The management regrets to inform you that Disney’s The Little Mermaid remake is actually pretty good.
Well, that’s a bit tongue in cheek, in truth I’m actually surprised and elated that the 1989 classic which kickstarted the “Disney Renaissance” has been given a respectful and delightful reimagining. Unfortunately this success continues to guarantee that we can settle in for more of Disney’s systematic cannibalization of their animated library.
Disney’s revisiting their animated classics as inspiration for live action films isn’t a new concept. In the 90s, enjoyable new takes on The Jungle Book and 101 Dalmatians were helmed by Stephen Sommers and Stephen Herek, respectively.

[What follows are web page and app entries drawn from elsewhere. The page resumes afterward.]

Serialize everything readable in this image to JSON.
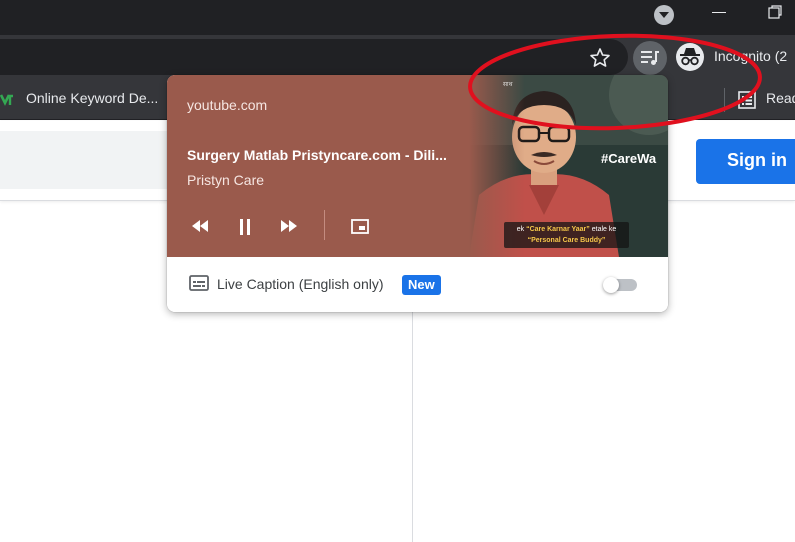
{
  "browser": {
    "profile_label": "Incognito (2",
    "accent_color": "#1a73e8"
  },
  "bookmarks": {
    "items": [
      {
        "label": "Online Keyword De..."
      },
      {
        "label": "Read"
      }
    ]
  },
  "page": {
    "signin_label": "Sign in"
  },
  "media_popup": {
    "origin": "youtube.com",
    "title": "Surgery Matlab Pristyncare.com - Dili...",
    "artist": "Pristyn Care",
    "artwork": {
      "hashtag": "#CareWa",
      "caption_line1_prefix": "ek ",
      "caption_line1_highlight": "“Care Karnar Yaar”",
      "caption_line1_suffix": " etale ke",
      "caption_line2": "“Personal Care Buddy”",
      "top_text": "साथ"
    },
    "live_caption_label": "Live Caption (English only)",
    "new_badge": "New",
    "card_color": "#9a5a4c"
  },
  "annotation": {
    "color": "#e0101e"
  }
}
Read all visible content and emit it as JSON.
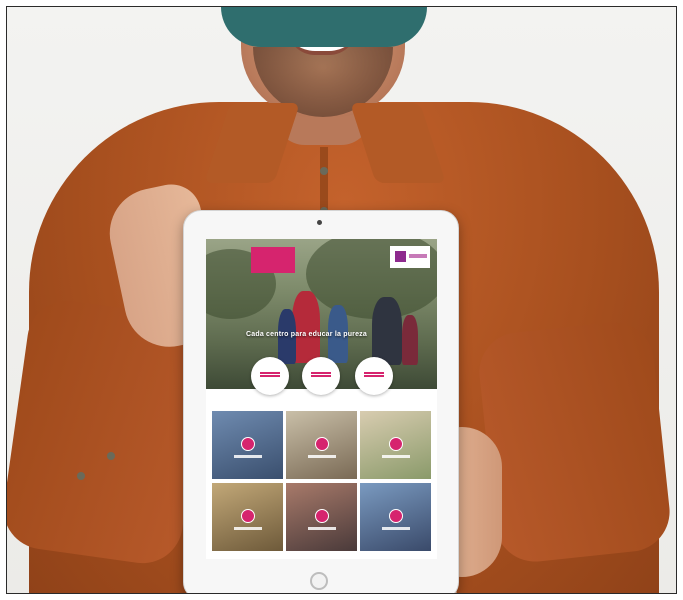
{
  "scene": {
    "subject": "",
    "colors": {
      "shirt": "#a8501f",
      "beanie": "#2f6e6e",
      "accent_pink": "#d6246e",
      "background": "#ecebe8"
    }
  },
  "tablet_page": {
    "hero_title": "Cada centro para educar la pureza",
    "circle_buttons": [
      "",
      "",
      ""
    ],
    "tiles": [
      {
        "label": ""
      },
      {
        "label": ""
      },
      {
        "label": ""
      },
      {
        "label": ""
      },
      {
        "label": ""
      },
      {
        "label": ""
      }
    ]
  }
}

But starting with Tim Burton’s Alice in Wonderland in 2010, Disney fired up the remake machinery and started churning them out at an alarming pace with the bad ones outpacing the good, even with talented filmmakers like Guy Ritchie, Rob Zemeckis, and Jon Favreau attached. The threat of additional remakes looms heavily over additional classics including Snow White, Lilo & Stitch, Hercules, Bambi, Robin Hood, and even Moana. There’s a sense of naked greed and consumerism to it all.
In all this, The Little Mermaid feels like an outlier. It’s among the best films to come out of this particular cycle, which is to say that it is pretty great and actually brings a lot to the table, marrying the classic film with some new ideas.
As before, the story, loosely based on the Hans Christian Andersen tale, concerns a mermaid (Halle Bailey) who falls in love with a human prince named Eric (Jonah Hauer-King), and pursues her heart’s desire against the counsel of her father (Javier Bardem). She’s aided by her friends Sebastian (Daveed Diggs), a crab, Scuttle (Awkwafina), a seagull, and Flounder (Jacob Tremblay), a fish of indeterminate species who is decidedly not a flounder. She strikes up a bargain with Ursula, the Sea Witch (Melissa McCarthy), to make her human for three days with which to try to win the Prince’s love. But she must do so without the ability to speak or sing; the cost is her voice.
The biggest win here – and it’s a huge one – is the casting of the lead. Halle Bailey is an absolute revelation and demonstrates huge talent as both an actress and singer. Her Ariel is imbued with girlish charm, elegant beauty, and an incredible voice. Ariel is an inherently difficult character to portray, not only because of the physicality of the film’s “underwater” settings, but because it’s a duality of extremes: from being powerfully vocal to rendered mute. In a neat twist, Ariel’s given an additional narrative capability here, as we can sometimes hear the song in her heart – even though she can’t express it out loud.
Similarly, Melissa McCarthy is – unsurprisingly – delightfully devilish as Ursula, the villainous Sea Witch.
The films excels particularly in fleshing out the relationship between Ariel and Eric. Rather than just being based on a simple mutual attraction, these are actually two people who find they have a lot in common and discover in each other a kindred spirit; someone who shares interests, aspirations, and even frustrations. Grimsby, Eric’s advisor, has a slightly expanded role as a more wise and sympathetic friend who is now serves as more of a direct parallel to Ariel’s Sebastian. The film’s distinctly Caribbean locale also gives the tale a more specific flavor than the original’s undefined setting.
The film is directed by Rob Marshall, who has already had a bit of a dry run on the concept. Marshall directed Disney’s Pirates of the Caribbean: On Stranger Tides (2011), which has a major subplot about a human missionary and a captured mermaid falling in love. It’s the best aspect of that underrated sequel, and you can kind of see how he’s had these ideas swimming around in his head for the last decade and applied a thoughtful and engaging romance in his approach.
As the film feels stronger when it’s doing its own thing, so too is it weaker when it’s adhering closely to the original. Whenever the dialogue is recycled – which is frequently – it feels lacking and “wrong”. Perhaps this is to some extent familiarity bias, but you can’t just hand Buddy Hackett’s lines over to Awkwafina and expect the result to stack up. Similarly, Sebastian has a lot of recycled dialogue but spoken with a different cadence and inflection, which makes it feel out of place if you know the original film. That’s not to slight the actors in these examples, rather I think it would’ve been better to change up the dialogue to avoid the distraction of direct comparison.
Generally speaking, this does also line up another point, which is that the animal sidekicks are a drag. As with The Lion King, the aesthetic for somewhat natural looking “live action” style animals really undercuts a lot of their character and warmth, opting instead for uncanny-valley designs that look kind of creepy rather than cuddly. Scuttle even sings (or raps) a terrible and out-of-place new song that should’ve been left on the cutting room floor.
But overall, I really enjoyed the film. It feels like a more mature and nuanced version of the story, which makes it fitting for (now much older) fans of the original while also being a beacon for new ones.